People with type 2 diabetes, a lifestyle disease characterized by the body's inability to control blood sugar, are at increased risk for cardiovascular diseases such as heart disease and stroke.
Findings of a new study, however, have shown that flu vaccine may help lower the risk of type 2 diabetes patients from getting hospitalized due to stroke and heart failure. Diabetic patients who received the influenza vaccination also had lower risk for death in the flu season compared with those who were not vaccinated.
In a new study published in the Canadian Medical Association Journal on July 25, researchers from the Imperial College London followed more than 124,500 adults with type 2 diabetes. Of these patients, 65 percent received the flu vaccine.

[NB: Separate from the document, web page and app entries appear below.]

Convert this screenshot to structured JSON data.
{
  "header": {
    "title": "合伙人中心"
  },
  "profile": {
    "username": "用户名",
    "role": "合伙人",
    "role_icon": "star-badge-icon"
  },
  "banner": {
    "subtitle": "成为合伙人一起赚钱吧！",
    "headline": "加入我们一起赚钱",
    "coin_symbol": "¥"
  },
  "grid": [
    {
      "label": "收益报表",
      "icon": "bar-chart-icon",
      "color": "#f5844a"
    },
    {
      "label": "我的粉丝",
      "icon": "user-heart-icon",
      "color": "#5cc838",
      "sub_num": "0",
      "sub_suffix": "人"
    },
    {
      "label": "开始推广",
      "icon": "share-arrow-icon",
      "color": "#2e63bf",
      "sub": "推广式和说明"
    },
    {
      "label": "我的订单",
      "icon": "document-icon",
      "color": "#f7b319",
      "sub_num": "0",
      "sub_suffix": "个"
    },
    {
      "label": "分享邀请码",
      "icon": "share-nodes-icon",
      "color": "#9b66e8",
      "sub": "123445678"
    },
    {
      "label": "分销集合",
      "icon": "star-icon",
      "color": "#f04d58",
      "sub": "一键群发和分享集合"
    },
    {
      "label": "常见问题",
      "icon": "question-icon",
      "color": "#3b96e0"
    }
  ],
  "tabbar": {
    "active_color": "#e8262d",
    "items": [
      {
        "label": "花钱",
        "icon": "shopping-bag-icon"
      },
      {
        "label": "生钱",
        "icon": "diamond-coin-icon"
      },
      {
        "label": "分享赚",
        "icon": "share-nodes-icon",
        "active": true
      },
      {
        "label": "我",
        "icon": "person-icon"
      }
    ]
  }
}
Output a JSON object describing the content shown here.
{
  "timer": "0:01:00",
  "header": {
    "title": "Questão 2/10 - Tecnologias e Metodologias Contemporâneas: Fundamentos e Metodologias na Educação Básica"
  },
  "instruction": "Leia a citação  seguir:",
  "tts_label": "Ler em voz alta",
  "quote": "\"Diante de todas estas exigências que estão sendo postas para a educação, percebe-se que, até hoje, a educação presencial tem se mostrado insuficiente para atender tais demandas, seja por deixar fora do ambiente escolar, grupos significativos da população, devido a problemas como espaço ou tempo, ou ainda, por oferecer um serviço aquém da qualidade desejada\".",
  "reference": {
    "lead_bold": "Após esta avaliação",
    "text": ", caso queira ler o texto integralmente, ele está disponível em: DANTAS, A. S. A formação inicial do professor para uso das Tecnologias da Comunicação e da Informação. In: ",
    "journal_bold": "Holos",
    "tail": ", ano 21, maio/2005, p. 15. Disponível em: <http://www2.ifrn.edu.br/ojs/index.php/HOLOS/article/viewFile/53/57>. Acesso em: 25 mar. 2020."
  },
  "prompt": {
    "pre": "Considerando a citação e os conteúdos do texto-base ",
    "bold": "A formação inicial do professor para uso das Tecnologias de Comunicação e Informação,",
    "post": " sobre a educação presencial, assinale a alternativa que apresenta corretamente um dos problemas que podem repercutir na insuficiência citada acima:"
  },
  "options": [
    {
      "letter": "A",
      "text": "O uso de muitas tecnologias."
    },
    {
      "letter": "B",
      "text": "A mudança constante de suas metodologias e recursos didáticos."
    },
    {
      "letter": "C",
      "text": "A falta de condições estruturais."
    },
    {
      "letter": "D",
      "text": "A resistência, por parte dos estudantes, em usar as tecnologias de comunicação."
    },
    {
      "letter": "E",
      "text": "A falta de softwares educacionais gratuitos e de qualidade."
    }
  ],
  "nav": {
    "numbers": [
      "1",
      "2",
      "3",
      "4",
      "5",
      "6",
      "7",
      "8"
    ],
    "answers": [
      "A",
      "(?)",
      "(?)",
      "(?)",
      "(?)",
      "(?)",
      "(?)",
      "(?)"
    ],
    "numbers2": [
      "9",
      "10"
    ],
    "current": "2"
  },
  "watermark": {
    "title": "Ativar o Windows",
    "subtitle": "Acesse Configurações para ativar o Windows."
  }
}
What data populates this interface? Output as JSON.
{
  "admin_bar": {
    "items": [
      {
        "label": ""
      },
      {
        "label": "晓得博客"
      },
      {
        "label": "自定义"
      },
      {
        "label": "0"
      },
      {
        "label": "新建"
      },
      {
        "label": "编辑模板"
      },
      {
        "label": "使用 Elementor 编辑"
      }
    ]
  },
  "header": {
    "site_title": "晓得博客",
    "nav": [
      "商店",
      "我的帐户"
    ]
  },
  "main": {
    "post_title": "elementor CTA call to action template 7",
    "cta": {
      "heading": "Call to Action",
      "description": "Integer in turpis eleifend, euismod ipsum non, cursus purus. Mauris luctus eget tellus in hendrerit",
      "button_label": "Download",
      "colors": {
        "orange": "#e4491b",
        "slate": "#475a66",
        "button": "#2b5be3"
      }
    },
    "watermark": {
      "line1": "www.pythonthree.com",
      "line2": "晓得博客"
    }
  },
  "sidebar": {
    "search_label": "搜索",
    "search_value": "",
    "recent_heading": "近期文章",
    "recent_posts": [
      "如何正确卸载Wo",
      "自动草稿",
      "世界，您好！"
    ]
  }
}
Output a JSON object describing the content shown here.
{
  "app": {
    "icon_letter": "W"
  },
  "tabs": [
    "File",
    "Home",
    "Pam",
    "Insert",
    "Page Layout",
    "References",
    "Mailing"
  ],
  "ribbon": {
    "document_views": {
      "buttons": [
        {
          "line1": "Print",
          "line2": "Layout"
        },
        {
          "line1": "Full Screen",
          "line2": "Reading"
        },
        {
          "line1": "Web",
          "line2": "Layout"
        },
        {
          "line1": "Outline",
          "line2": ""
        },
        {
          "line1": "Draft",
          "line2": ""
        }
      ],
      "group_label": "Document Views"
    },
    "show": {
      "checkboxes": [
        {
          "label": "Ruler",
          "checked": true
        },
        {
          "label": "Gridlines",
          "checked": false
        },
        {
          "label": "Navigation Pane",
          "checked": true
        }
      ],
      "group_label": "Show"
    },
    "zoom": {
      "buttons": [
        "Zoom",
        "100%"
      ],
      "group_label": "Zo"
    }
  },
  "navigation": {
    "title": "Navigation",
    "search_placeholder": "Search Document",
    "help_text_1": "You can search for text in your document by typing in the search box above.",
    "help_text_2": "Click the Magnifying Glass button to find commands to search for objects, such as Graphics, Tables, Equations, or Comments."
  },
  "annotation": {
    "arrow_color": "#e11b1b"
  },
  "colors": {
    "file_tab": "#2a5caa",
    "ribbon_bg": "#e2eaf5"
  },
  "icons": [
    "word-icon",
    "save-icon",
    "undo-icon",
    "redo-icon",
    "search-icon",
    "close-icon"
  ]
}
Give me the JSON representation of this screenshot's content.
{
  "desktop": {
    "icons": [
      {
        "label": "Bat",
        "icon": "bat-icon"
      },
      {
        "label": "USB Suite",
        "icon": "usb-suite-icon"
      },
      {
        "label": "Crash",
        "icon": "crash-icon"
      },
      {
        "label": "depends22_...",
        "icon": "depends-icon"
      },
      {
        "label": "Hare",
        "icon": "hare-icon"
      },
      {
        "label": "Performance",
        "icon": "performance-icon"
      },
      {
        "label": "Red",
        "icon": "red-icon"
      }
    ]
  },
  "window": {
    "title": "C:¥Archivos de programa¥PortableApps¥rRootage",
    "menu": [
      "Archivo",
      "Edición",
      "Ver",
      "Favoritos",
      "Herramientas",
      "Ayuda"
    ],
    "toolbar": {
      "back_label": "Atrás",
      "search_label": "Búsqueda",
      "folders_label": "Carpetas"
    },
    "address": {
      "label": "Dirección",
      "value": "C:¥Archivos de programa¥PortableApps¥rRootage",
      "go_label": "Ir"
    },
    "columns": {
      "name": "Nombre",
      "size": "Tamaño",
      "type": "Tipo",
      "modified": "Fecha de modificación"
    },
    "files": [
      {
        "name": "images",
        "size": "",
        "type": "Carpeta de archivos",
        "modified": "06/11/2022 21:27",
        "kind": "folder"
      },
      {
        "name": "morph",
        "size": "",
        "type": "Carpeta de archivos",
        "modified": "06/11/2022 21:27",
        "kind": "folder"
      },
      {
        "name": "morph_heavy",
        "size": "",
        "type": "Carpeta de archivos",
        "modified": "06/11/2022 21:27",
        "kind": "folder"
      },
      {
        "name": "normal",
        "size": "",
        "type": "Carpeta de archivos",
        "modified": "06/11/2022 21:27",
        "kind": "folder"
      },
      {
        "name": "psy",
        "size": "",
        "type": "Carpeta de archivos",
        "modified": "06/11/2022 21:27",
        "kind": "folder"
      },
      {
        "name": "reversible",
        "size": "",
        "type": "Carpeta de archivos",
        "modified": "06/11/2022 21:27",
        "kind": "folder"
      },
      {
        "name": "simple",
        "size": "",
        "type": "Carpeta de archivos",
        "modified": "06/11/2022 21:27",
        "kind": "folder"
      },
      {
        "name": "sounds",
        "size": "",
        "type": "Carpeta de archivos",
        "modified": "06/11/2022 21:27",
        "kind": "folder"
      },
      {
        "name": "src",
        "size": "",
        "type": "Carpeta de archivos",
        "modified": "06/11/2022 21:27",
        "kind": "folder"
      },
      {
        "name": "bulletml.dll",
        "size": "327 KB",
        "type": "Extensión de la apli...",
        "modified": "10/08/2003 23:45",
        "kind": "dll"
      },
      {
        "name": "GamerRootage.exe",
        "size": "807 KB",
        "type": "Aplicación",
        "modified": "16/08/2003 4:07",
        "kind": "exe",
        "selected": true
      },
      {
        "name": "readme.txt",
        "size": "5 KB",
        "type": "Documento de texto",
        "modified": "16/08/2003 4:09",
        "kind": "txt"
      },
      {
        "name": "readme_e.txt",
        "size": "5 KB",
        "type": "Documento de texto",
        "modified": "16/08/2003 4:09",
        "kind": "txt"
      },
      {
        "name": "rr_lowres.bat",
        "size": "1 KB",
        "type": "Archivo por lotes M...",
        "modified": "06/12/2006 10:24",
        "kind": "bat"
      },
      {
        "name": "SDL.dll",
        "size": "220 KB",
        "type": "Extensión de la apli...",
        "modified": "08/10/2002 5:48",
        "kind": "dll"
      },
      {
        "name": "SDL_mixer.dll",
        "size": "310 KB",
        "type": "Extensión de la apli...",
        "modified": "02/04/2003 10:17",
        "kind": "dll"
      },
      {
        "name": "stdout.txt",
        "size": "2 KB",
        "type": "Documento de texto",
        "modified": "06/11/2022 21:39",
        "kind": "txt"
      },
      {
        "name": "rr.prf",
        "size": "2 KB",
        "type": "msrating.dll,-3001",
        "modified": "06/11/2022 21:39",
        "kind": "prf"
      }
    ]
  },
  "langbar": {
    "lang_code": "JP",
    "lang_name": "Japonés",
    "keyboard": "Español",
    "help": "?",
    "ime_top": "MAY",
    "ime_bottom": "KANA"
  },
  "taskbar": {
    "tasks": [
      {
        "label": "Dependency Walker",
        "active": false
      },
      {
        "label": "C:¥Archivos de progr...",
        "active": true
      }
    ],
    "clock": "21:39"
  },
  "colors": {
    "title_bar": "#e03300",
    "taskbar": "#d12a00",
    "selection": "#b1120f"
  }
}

Study researcher Eszter Vamos and colleagues found that diabetic patients who received the jab were 30 percent less likely to get hospitalized for stroke and 22 percent less likely to be hospitalized due to heart failure. These patients are also 15 percent less likely to get hospitalized for pneumonia or influenza.
"In this cohort of patients with type 2 diabetes, influenza vaccination was associated with reductions in rates of admission to hospital for specific cardiovascular events," the researchers reported in their study.
Vamos and colleagues also noticed that there was a 19 percent reduction in heart attack-related admissions during the flu season but this finding was not considered as statistically significant. Nonetheless, patients who were vaccinated had 24 percent reduced death rate compared with those who were not vaccinated.
The researchers said that given that most flu-deaths tend to occur in people who have pre-existing health conditions such as diabetes, the research suggests the benefits of vaccination for patients.
Vamos said that flu vaccine may not only lower incidences of stroke and heart attack in high risk patients, but it may also reduce the risk of death during the flu season.
The researchers noted that by increasing the number of people who receive the influenza vaccine per year, it is possible to further lower the risks of severe illnesses that are not otherwise addressed by other means.
"Efforts should be focused on improvements in vaccine uptake in this important target group as part of comprehensive secondary prevention," the researchers said.
Type 2 diabetes, which is often caused by physical inactivity and excess body weight, affects 422 million people worldwide, figures from the World Health Organization (WHO) show. In 2012, the illness is directly responsible for an estimated 1.5 million deaths. People with diabetes have up to three times higher risk of suffering from heart failure and stroke.